(Data items)
════════════════
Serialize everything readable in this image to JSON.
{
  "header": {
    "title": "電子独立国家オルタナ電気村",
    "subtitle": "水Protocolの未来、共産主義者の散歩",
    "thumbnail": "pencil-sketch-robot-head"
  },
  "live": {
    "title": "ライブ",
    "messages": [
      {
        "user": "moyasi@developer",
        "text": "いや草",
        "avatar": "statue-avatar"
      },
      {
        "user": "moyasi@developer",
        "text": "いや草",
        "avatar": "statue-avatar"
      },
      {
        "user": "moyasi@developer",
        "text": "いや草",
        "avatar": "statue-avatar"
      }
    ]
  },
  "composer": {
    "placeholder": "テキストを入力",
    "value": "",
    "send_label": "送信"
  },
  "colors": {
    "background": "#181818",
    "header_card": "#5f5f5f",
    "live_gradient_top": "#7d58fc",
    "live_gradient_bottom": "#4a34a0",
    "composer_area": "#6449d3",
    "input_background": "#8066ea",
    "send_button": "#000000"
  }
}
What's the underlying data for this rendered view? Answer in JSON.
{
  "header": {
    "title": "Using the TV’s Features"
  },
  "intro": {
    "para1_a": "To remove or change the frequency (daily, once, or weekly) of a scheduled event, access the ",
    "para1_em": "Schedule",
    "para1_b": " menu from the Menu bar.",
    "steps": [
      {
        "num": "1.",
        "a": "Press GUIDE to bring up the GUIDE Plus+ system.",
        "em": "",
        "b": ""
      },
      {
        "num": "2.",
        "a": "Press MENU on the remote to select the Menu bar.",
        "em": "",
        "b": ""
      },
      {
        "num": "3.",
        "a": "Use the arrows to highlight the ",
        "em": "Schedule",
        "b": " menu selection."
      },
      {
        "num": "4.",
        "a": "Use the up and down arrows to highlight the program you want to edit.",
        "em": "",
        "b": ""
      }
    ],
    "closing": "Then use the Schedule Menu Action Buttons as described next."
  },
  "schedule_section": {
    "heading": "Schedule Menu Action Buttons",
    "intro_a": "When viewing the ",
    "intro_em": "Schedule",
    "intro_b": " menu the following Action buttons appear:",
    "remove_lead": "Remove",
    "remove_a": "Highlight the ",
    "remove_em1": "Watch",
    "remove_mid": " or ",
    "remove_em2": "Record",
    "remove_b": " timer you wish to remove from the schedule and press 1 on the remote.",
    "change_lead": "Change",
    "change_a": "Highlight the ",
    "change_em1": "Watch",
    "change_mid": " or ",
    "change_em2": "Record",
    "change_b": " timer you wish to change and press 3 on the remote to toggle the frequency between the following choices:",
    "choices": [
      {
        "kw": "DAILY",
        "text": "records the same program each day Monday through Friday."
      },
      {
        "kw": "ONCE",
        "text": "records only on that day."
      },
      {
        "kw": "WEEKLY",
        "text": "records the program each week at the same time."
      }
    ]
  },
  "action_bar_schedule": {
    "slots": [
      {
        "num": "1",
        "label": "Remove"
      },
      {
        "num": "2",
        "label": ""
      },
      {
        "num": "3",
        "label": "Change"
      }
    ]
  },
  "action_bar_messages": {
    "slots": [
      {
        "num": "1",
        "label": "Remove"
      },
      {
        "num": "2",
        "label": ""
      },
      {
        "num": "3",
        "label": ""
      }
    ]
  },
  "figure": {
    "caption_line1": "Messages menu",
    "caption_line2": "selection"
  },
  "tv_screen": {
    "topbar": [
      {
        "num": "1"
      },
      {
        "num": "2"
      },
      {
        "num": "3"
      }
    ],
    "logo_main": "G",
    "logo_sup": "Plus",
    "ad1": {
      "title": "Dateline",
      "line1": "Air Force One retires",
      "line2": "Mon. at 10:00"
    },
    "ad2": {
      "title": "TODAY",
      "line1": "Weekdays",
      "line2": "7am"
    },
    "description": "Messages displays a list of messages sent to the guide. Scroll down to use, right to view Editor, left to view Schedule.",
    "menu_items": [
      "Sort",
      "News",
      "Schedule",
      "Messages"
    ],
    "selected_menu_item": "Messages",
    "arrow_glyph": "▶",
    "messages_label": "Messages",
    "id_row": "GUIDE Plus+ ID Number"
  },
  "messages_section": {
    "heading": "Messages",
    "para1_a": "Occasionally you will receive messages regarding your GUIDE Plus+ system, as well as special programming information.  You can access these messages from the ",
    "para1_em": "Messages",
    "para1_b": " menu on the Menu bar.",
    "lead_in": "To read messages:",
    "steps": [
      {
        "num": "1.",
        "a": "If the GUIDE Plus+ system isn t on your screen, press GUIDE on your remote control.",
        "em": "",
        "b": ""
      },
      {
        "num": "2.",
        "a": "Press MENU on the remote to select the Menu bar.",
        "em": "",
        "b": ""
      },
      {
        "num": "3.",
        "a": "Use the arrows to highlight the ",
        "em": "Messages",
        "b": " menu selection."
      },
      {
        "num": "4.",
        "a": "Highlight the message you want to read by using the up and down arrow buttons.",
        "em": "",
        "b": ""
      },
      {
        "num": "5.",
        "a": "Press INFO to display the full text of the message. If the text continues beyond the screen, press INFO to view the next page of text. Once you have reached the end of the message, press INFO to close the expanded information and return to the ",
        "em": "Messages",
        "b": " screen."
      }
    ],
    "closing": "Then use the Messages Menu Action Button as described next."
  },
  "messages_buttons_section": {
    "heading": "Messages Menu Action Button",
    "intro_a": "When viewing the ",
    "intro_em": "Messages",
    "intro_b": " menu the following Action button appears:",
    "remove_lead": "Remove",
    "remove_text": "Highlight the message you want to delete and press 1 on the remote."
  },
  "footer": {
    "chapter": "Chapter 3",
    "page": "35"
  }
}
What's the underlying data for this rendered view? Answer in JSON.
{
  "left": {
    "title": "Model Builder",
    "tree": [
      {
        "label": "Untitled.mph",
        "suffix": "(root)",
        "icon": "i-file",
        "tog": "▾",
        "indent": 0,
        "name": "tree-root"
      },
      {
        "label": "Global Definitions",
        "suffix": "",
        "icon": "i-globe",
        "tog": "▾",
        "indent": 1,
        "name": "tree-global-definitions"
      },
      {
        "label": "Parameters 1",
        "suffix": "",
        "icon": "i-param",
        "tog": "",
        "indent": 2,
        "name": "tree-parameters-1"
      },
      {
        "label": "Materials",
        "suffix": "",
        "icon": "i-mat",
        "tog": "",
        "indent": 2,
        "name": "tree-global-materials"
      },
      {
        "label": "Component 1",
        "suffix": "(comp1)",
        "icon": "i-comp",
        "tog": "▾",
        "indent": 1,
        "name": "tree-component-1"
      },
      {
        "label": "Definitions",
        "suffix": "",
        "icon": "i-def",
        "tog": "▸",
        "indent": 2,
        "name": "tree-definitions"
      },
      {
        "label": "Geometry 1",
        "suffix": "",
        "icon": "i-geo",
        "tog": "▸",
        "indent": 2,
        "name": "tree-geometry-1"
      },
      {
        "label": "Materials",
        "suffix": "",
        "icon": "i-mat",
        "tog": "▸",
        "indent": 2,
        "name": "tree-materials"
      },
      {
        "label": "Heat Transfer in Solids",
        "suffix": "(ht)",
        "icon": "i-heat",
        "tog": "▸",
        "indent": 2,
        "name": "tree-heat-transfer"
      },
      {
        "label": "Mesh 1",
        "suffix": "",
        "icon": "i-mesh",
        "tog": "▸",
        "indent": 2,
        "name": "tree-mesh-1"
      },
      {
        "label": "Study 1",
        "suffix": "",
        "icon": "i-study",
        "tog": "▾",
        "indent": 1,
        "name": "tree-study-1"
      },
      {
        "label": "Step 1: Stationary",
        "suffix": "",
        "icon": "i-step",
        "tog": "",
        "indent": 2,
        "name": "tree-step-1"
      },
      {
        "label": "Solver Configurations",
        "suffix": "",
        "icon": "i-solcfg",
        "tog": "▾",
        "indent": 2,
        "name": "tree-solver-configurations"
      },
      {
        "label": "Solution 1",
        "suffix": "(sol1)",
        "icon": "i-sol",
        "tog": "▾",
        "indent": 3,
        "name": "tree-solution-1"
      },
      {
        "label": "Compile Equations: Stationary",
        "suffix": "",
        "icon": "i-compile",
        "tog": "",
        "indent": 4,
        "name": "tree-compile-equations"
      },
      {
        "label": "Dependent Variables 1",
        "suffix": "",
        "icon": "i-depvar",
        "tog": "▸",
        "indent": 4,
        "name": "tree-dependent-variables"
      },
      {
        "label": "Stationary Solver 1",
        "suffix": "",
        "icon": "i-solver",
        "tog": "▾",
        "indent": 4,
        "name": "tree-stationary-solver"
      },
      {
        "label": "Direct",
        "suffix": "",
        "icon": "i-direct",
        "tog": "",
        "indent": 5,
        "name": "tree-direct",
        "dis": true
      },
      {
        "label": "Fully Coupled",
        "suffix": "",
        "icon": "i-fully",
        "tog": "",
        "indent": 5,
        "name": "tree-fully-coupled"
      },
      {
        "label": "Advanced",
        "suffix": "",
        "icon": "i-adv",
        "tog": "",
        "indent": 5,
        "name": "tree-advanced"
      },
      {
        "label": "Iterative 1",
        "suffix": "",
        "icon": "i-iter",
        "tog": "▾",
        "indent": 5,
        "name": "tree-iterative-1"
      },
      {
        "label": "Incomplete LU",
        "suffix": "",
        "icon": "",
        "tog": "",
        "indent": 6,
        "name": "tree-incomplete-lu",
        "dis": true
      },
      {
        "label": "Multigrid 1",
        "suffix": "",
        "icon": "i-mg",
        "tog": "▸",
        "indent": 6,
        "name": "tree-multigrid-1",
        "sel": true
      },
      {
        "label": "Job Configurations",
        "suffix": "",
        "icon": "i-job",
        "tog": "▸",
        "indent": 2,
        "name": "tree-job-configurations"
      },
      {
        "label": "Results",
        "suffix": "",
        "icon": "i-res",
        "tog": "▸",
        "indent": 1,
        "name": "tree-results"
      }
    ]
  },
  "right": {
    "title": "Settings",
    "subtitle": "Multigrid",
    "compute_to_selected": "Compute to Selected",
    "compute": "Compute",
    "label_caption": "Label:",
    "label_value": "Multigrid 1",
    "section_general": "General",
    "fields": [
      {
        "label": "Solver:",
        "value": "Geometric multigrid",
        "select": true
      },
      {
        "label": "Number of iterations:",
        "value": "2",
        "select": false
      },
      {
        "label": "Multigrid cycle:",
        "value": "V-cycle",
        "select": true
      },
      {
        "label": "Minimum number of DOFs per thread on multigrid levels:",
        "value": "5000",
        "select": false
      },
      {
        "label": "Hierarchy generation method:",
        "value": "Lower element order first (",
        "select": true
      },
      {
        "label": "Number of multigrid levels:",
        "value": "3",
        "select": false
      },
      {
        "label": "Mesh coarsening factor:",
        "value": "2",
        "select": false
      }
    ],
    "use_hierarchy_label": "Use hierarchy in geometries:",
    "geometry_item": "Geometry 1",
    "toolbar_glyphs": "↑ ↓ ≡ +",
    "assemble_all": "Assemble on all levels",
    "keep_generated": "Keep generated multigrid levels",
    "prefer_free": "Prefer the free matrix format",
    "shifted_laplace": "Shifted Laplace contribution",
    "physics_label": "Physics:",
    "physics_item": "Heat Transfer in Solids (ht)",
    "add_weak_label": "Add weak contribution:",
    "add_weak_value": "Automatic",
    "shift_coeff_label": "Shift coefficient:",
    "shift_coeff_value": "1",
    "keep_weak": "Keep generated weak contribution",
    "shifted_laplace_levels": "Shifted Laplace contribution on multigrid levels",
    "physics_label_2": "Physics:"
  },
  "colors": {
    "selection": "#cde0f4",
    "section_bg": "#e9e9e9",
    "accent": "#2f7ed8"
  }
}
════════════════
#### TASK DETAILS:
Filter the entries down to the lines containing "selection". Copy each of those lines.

#### YOUR RESPONSE:
        "b": " menu selection."
    "caption_line2": "selection"
        "b": " menu selection."
    "selection": "#cde0f4",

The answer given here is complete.